London Students Create “I AM ME” Mental Health Awareness Campaign

Exciting news! Art With Impact has found its British twin!


Just wait ’til you guys hear the plan we hatched this past summer at camp.

Okay, so The Mile End Community Project (MCP) of East London might not be our identical twin, but it turns out this 22-year-old organization shares many values in common with AWI, namely teaching students how to use the power of art and film to foster community engagement on important issues. Last Thursday, MCP’s work with the Swanlea School  was featured in the launch of I AM ME, a mental health awareness campaign created over the course of a a 10-week workshop. Students learned the basics of acting, storyboarding, and how to operate cameras and film equipment, while participating in discussions about stereotyping and social media issues. The result of their 10-week collaboration was a photo campaign aimed to inspire the breakdown of stereotypes and encourage self-acceptance, along with a film to raise awareness of mental health.
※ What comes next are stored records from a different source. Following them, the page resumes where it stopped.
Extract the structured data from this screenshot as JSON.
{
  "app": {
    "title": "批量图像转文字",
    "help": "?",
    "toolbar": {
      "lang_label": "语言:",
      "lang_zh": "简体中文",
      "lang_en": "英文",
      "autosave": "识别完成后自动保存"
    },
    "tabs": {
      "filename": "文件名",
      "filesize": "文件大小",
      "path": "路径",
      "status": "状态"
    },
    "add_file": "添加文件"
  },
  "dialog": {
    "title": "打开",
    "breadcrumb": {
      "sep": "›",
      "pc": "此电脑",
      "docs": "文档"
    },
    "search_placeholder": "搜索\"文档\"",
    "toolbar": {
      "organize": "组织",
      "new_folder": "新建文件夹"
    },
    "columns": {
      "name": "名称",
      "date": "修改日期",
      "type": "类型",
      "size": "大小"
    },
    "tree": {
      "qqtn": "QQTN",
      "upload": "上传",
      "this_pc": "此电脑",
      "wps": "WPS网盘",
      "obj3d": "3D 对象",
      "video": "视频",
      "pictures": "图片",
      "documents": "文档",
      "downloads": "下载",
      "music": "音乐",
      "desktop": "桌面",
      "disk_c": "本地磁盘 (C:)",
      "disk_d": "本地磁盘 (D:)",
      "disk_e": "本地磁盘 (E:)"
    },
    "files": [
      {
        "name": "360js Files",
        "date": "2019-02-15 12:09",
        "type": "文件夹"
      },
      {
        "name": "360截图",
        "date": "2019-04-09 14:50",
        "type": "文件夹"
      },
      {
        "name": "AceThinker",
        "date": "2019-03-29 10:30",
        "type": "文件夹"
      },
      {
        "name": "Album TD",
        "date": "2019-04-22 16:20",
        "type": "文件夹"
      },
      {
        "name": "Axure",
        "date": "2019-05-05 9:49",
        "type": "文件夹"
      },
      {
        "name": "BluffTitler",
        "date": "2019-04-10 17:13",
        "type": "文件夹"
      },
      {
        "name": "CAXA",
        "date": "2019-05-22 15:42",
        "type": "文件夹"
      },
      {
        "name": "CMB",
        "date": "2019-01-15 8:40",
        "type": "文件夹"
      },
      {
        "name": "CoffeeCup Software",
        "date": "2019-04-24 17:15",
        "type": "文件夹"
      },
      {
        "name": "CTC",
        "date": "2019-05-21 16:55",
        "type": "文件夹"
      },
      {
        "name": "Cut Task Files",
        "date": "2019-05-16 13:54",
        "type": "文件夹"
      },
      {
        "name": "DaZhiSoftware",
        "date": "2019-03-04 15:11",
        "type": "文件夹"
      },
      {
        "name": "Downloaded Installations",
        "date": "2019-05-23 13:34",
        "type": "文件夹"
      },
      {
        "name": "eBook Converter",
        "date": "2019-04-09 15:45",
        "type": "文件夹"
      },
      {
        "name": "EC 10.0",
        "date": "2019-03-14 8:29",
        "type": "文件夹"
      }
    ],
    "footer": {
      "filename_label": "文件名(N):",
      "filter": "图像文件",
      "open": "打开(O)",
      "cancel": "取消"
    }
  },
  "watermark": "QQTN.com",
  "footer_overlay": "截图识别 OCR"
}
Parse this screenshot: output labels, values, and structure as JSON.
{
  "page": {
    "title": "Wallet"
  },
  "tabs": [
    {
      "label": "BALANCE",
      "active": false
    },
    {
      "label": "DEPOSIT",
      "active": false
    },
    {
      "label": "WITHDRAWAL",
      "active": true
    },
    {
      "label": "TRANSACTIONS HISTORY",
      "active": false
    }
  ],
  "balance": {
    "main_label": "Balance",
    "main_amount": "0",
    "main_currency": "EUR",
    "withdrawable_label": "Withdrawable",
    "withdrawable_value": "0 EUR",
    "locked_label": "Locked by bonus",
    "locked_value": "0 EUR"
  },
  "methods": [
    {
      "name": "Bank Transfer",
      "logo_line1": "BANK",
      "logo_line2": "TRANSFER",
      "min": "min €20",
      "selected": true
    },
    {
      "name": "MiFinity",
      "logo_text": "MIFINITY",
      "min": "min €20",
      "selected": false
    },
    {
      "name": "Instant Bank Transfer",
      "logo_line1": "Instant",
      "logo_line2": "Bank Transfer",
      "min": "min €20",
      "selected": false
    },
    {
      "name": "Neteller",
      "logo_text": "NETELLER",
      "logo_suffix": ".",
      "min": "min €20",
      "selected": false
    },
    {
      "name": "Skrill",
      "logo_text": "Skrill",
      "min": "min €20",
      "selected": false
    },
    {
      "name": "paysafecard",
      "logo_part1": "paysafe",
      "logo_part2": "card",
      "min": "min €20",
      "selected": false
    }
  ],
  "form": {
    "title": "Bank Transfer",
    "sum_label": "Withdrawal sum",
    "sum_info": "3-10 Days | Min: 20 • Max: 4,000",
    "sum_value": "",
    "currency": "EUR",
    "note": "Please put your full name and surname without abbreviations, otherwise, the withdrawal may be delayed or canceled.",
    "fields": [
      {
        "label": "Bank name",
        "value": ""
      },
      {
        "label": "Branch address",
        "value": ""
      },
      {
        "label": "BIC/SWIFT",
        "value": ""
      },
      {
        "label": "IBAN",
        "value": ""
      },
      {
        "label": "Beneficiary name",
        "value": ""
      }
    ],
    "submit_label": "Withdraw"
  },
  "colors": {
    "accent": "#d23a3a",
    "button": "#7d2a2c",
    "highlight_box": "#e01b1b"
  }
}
The I AM ME campaign is especially needed in the Swanlea School’s neighborhood of East London, home to one of the country’s highest instances of mental illness per capita. Students are hoping that I AM ME allows students to feel more comfortable talking about their mental health challenges, and more likely to reach out for help when it’s needed.

This work is right in line with the MCP’s mission to create “grassroots youth and community engagement via film and media.” This not-for-profit organization has produced award-winning films, bringing focus to the voices of the young people it represents. Started as a small group of volunteers in 1995, MCP is now a “second home” for many of the students who participate in its programs.

Congratulations to our “friend from the East End,” MCP, and the students of Swansea School! We wish you all the best in sustaining this wonderful initiative.

source, source

All content on Art With Impact is available to all, free of charge and without ads. If articles like this are valuable to you, please consider supporting Art With Impact.
This matters!